To darken the area, you can use levels() or smoothlevels() and adjust the gamma . Levels takes the same arguments as photoshop levels
So you would have 2 clips , the original with defect, the mask, and a dark version of the video . The white areas of the mask delineate where the dark version "pokes through" to cover up the original video
You could do the same thing with masktools and mt_merge as well
Use an alpha mask and a black frame with the Logo filter.
I ended up using the overlay function of AVISynth and it worked great, but I could not find much logic to the modes like add, blend, darken, etc. I ended up using softlight, which gave a nice blended result. Thanks for the help!
Last edited by kinglerch; 9th Apr 2012 at 07:58.
I have a similar problem on a new film. In this case, the left side of the film is brighter than the right side.
So I created a gradient BMP in photoshop and then used the Overlay function in AVISynth. The result was what I wanted (darkening on the left) the problem is that the result had very wide banding, which was weird because the gradient from photoshop seemed very clean to me. Am I running into a problem with the Overlay function, unable to see all the levels of grey? Or is there another way to do what I am trying to do? Maybe another tool would do a better job with the many levels of grey?
Post your script. Some sample images too. I seem to recall Overlay() does have some problems. Are you working in RGB or YUV? You could also try using mt_merge() from MaskTools.
Last edited by jagabo; 9th Apr 2012 at 08:13.
My source is here, should be YUV
one = AVISource("e:\input.avi")
two = ImageSource("black.bmp")
mask1 = ImageSource("black2.bmp")
overlay(one, two, x=0, y=0, mode="darken", mask=mask1, opacity=.5)
black.bmp is a totally black 1920x1080 square. black2.bmp is my gradient:
"Banding" is "normal" in legal range 8-bit YUV ; White to black is expressed from 16-235 so there are fewer "slots" for expression from a white to black gradient . In full range YUV, values range from 0-255 just like RGB
Your bmp is RGB, but your video source is probably legal range YUV (16-235)
Either convert the RGB bmp to YUV using ConvertToYV12(matrix="PC.709"), or maybe you fiddle with "pc_range=true" for Overlay (internally, I think overlay works in YUY2), but you may have to adjust your gradient

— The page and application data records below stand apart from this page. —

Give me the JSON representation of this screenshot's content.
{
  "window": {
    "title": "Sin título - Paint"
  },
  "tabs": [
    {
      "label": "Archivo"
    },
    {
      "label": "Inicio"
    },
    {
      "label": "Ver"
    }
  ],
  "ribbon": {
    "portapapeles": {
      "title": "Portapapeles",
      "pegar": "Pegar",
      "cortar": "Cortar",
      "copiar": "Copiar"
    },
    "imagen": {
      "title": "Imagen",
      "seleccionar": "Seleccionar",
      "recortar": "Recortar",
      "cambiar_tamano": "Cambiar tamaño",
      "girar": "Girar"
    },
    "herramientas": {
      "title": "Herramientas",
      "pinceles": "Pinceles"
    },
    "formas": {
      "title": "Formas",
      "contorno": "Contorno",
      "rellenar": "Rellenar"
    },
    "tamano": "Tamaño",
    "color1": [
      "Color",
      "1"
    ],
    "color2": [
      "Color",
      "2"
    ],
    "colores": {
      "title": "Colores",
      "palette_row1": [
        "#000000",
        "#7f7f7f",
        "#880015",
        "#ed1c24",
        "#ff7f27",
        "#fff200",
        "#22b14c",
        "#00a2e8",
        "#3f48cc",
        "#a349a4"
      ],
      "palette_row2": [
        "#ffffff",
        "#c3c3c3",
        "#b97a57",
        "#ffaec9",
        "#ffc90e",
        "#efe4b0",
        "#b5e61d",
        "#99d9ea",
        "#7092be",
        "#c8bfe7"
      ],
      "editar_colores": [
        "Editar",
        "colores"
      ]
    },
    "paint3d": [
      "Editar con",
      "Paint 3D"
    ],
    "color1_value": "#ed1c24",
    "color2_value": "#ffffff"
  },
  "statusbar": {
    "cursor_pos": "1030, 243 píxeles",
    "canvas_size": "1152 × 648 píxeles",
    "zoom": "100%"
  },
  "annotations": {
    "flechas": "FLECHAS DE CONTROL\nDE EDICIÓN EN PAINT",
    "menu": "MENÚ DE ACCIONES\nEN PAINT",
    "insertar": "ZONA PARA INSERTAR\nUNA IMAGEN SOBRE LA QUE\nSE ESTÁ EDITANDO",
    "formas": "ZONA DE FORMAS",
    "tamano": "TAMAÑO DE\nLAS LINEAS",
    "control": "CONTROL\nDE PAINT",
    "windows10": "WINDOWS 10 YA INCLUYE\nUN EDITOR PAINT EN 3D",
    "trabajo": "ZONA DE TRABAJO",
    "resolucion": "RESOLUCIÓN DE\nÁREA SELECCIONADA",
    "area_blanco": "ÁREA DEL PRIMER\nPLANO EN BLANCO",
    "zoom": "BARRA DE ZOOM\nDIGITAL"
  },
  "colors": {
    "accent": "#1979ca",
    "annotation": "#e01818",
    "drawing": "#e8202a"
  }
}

Even in full range RGB and YUV banding is normal. 8 bit color simply isn't enough to eliminate banding in smooth gradients. Using AddGrain() to add noise to the gradient will help.
Is there a function to create a fullrange gradient, similar to maybe mt_edge so I don't have to deal with a bitmap at all? Just something to make a gradual brightness reduction, from left to right?
To verify the problems isn't limited to Overlay() I did a similar adjustment with mt_merge() (and the above images):
grad=ImageSource("grad.bmp").ConvertToYV12(matrix="PC.601") src=ImageSource("flat.png").ConvertToYV12() dark=ColorYUV(src, gain_y=-113, cont_u=-113, cont_v=-113) mt_merge(src, dark, grad, true)
Using full range won't necessarily help because you're probably going back to limited range YUV. Full range only helps if you keep full range all the way. (i.e when viewing, the YUV => back to RGB conversion is done with full range as well)
As jagabo mentioned, you can improve 8-bit banding by dithering it, just add gradfun3() from the dither package
Dithering is just a form of fine noise, but it's a lot more pleasant than adding coarse noise. gradfun3() uses ordered dithering, which is less bitrate intensive to encode
I took jagabo's "yuv.avs" example and used .
You can also work in "fake" 16-bit with avisynth, then dither back to 8-bit, there are several ways to do this, but I find the benefits are minimal. The main problem is 8-bit "legal" range video
You can compare the screenshots attached